Each of the six steps provides a variation of user pains which were examined through interviews and testing. Thereby we gained insights which we used to generate a number of possible solutions for each step. The main focus here by were steps two and three: Start of the navigation process and the route definition. Those concepts target the idea of alternative route calculation models which led to a change in the UI and flow optimization.
Google Maps is a huge and complex application. To get an overview an information architecture was created. It helps to understand the different interleaved menus and levels of complexity. Each change in the UI and user flow has side effects on the overall structure and usability of the app. Therefore it’s very important where and how you implement new features and changes into this architecture.
In the following you can zoom in on several parts of the architecture to take a closer look on how we implemented our functionality into the existing structure.
navigation is a highly complex process which can be examined in an overall context or by breaking it down into specific steps. There might be several different ways to address the upcoming user needs and we do not claim to have the final solution for this development. More importantly, our approach should raise awareness for possible changes in the way people will navigate and how they perceive mobility in the future. Our concept should be seen as a suggestion on how you could be more pedestrian friendly.
As the continuing development process of Google Maps shows, the application tries to adapt to those needs and is in a constant state of change. During our project period, we discovered that new features found their way into Google Maps on a regular basis to improve its overall user experience. As a result, Google Maps is already shifting to a more human-centered application and becomes more and more a map of places rather than a map for streets.

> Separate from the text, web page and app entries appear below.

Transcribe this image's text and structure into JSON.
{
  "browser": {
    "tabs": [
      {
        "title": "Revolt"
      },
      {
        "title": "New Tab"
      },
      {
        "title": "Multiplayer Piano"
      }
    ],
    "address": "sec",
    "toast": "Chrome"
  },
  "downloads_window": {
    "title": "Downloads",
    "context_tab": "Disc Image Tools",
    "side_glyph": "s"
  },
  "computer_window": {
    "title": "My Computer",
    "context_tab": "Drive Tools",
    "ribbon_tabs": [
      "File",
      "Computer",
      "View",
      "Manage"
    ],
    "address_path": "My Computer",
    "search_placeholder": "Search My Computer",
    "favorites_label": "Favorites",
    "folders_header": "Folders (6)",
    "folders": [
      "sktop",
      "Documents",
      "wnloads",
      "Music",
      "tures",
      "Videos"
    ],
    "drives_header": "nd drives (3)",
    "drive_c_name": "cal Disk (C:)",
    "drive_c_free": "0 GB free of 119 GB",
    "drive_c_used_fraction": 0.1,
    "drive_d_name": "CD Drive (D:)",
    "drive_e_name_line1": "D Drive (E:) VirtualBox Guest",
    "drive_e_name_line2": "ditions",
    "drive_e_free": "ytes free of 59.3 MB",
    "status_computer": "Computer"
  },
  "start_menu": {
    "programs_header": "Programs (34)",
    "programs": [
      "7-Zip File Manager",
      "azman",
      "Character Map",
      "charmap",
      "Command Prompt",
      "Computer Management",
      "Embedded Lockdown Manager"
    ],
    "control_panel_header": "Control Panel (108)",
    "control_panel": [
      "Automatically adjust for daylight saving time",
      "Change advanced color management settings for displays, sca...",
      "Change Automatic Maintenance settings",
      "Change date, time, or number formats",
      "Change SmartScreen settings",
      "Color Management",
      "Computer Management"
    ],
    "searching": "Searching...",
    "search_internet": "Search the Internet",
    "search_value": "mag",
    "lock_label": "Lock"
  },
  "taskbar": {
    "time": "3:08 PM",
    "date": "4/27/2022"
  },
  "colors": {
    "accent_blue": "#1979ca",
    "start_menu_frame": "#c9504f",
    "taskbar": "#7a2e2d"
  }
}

Since we know this will totally impress Google we expect job offers shortly… ;-)